I have never really followed baseball---unless you count those couple of years when my home team was in the World Series, and every afternoon at school we got to close our books and turn on our classroom televisions. Catholic education definitely has its upsides. Anyway, despite my general lack of enthusiasm for actual baseball, I seem to thoroughly enjoy, and even be deeply moved by, a good baseball movie.
Eight Men Out
I've only seen this movie once, and years ago at that, but I remember clearly the strong emotional response that I had at the end of the film. During the last scenes when Buck Weaver is sitting in the stands, I felt that pit-in-the-stomach sense of sadness and loss. I felt it for Buck Weaver, for the sport of baseball, and for the country. It was very unexpected, and very moving.
Film critic Roger Ebert, with whom I often agree, had this to say about the film:
It's an insider's movie, a baseball expert's film that is hard for the untutored to follow.
Balderdash!

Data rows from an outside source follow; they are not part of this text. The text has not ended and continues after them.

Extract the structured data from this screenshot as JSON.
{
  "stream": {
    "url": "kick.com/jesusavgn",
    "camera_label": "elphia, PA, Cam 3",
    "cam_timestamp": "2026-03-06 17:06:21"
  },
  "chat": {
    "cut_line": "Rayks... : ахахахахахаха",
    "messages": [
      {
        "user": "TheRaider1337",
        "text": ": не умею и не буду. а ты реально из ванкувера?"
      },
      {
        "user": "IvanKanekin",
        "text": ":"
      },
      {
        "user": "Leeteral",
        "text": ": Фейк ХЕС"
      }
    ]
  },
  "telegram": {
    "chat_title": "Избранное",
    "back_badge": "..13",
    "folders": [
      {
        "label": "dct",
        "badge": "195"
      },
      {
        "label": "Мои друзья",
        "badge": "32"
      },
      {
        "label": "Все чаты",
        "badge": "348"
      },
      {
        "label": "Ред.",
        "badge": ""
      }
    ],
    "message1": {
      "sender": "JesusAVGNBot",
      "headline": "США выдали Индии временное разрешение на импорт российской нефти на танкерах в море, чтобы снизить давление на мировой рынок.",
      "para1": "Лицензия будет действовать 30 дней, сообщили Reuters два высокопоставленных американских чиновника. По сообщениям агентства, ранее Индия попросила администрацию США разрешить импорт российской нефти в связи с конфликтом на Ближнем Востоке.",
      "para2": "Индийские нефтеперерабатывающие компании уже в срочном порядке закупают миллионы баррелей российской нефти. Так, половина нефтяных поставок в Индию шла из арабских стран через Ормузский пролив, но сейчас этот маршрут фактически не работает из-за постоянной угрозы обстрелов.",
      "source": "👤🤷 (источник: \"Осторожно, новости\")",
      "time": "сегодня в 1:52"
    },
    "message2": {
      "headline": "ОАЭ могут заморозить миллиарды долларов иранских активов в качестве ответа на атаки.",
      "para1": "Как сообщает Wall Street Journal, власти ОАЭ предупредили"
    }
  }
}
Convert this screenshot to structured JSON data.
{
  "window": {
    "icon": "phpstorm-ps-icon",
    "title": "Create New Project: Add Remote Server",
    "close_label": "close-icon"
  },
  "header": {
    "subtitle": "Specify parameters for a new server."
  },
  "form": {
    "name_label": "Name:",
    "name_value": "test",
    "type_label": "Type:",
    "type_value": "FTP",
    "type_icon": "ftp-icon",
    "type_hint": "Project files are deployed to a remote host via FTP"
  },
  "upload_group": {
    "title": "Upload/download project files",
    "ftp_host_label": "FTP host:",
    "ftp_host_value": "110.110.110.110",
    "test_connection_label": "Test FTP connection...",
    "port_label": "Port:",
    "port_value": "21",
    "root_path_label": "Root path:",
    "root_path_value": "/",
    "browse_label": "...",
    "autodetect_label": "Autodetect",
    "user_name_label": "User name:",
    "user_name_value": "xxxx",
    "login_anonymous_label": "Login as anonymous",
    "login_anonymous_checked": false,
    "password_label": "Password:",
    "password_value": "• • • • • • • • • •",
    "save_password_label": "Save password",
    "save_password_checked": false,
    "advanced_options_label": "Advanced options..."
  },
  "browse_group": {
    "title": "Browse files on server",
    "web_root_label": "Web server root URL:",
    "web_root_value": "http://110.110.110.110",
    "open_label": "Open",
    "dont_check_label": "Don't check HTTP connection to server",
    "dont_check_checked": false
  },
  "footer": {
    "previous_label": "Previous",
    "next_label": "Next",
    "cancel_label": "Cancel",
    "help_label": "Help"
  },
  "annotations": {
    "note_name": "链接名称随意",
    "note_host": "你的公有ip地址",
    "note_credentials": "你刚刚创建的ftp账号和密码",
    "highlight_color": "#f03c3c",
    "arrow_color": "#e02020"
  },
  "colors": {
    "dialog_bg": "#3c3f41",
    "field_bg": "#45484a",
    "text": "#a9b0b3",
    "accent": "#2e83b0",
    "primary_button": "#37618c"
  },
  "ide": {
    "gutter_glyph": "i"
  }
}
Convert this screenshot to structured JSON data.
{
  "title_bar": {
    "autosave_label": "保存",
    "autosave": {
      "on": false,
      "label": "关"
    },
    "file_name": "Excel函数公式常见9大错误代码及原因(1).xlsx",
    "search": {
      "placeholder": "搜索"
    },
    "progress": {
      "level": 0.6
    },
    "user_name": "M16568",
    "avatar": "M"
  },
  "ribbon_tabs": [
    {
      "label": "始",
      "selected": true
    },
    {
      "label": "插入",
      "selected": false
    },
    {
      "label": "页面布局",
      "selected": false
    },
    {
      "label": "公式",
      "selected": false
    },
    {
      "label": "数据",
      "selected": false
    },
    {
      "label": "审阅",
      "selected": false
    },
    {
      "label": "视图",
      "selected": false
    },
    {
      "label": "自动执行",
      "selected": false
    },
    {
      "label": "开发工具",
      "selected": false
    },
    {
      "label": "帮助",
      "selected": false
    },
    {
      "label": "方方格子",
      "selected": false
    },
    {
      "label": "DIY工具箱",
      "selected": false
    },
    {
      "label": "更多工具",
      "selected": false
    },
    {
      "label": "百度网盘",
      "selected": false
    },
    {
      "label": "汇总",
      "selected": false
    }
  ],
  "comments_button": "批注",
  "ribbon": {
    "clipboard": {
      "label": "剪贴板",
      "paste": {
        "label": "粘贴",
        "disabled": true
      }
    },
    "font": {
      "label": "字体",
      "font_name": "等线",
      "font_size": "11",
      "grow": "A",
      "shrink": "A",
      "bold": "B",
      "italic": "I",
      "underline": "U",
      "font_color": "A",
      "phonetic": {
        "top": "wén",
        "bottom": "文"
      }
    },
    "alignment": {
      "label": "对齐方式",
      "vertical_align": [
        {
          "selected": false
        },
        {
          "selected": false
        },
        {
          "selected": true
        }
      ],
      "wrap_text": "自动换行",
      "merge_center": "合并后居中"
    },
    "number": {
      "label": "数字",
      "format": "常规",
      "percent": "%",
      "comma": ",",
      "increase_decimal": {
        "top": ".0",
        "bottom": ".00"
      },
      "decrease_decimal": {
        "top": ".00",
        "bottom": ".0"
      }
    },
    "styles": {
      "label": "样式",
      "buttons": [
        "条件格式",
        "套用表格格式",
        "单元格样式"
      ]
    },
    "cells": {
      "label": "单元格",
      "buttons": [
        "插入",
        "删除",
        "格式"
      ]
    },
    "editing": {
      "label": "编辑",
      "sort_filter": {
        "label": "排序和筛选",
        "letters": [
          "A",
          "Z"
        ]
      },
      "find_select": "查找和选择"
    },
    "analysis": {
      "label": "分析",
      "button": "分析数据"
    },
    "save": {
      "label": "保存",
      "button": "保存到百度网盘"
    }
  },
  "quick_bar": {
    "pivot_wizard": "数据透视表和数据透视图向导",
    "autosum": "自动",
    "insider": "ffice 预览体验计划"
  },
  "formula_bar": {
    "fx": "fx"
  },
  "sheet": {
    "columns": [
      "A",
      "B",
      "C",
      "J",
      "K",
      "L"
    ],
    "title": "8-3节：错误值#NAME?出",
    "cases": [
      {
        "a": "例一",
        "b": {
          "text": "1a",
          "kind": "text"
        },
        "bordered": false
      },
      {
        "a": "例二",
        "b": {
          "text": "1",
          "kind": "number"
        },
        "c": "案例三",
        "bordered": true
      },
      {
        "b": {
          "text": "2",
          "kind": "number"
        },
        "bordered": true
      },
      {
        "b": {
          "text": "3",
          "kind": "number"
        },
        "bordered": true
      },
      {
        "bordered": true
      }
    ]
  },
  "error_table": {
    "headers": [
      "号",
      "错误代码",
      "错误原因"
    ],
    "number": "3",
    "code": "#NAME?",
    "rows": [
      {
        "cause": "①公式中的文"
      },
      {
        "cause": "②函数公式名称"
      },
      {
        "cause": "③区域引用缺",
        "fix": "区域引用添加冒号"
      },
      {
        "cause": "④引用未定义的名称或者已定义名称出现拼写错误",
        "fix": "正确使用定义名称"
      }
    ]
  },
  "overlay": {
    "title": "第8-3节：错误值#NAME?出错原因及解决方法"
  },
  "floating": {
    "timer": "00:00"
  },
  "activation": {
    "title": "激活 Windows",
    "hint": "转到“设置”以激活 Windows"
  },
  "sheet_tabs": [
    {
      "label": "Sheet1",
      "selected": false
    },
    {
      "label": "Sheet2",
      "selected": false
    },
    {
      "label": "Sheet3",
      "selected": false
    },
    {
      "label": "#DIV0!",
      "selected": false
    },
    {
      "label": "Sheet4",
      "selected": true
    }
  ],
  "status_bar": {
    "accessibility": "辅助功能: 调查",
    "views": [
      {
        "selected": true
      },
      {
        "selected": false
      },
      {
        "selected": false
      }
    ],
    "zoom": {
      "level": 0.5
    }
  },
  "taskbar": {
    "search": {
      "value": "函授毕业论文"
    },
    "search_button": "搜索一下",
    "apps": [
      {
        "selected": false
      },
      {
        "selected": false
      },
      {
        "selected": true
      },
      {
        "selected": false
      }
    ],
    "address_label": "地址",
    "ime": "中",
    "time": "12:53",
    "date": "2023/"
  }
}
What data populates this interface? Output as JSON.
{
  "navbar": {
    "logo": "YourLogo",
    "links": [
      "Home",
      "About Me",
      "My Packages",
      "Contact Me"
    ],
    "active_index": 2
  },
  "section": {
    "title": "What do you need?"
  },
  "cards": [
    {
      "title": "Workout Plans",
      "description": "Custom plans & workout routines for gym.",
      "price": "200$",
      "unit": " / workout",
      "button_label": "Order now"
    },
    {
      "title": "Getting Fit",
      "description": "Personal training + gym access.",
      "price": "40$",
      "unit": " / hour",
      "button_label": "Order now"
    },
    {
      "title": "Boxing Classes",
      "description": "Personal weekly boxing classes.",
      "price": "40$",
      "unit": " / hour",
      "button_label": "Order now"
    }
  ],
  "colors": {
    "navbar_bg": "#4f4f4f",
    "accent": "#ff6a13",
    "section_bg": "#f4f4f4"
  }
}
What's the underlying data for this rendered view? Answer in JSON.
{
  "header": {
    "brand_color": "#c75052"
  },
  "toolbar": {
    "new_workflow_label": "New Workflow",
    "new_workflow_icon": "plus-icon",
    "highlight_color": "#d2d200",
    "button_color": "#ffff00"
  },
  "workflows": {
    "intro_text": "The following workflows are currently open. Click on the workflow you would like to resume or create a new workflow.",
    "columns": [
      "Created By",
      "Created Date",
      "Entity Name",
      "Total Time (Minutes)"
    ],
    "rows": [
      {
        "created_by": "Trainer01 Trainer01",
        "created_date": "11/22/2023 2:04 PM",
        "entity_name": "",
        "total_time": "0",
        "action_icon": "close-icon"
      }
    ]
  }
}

It is a fascinating true tale. As a viewer, it felt remarkably genuine, like being in a time-warp. The acting is strong, particularly by John Cusack, who seemed perfectly cast. This is a very good film, and not hard to follow, or at the very least, get the gist of enough to appreciate the impact. Luckily, the Rotten Tomatoes website called it " arguably the best baseball move ever made". So, someone over there was obviously able to follow it.
Sorry, Roger, you were mistaken on this one. I am amazed that you didn't feel like shedding a tear. I sure did.
Another one that I saw only once years ago, but surprisingly enjoyed. This one sticks out in my memory as well, but the tears, of course, were from laughing too hard. Life in the minor leagues was apparently kind of a hoot.
Angels in the Outfield
This is a mild, funny, sweet-natured fantasy. Great movie for the kids; they'll love it. And if you're not a grumpy old movie snob, you'll enjoy it, too.
Field of Dreams
If you are like my sister, and fell asleep during this movie, tried to watch it again and couldn't get through it, then we are gonna have a problem.
This movie is beautiful, and if you don't muster up a few tears when Ray chokes out, "Dad, you wanna have a catch?", then you need to have your heart examined. Granted, this is a big-time fantasy movie with a very spiritual feel, and both of those traits can be off-putting to a good many people. But to those people (of whom I am frequently one) I say, "Pffffftttttt."
And on that note, I conclude the sharing of my extensive knowledge of baseball, America's pastime. I think America should consider changing its pastime to watching movies. No? Okay, how about eating chips?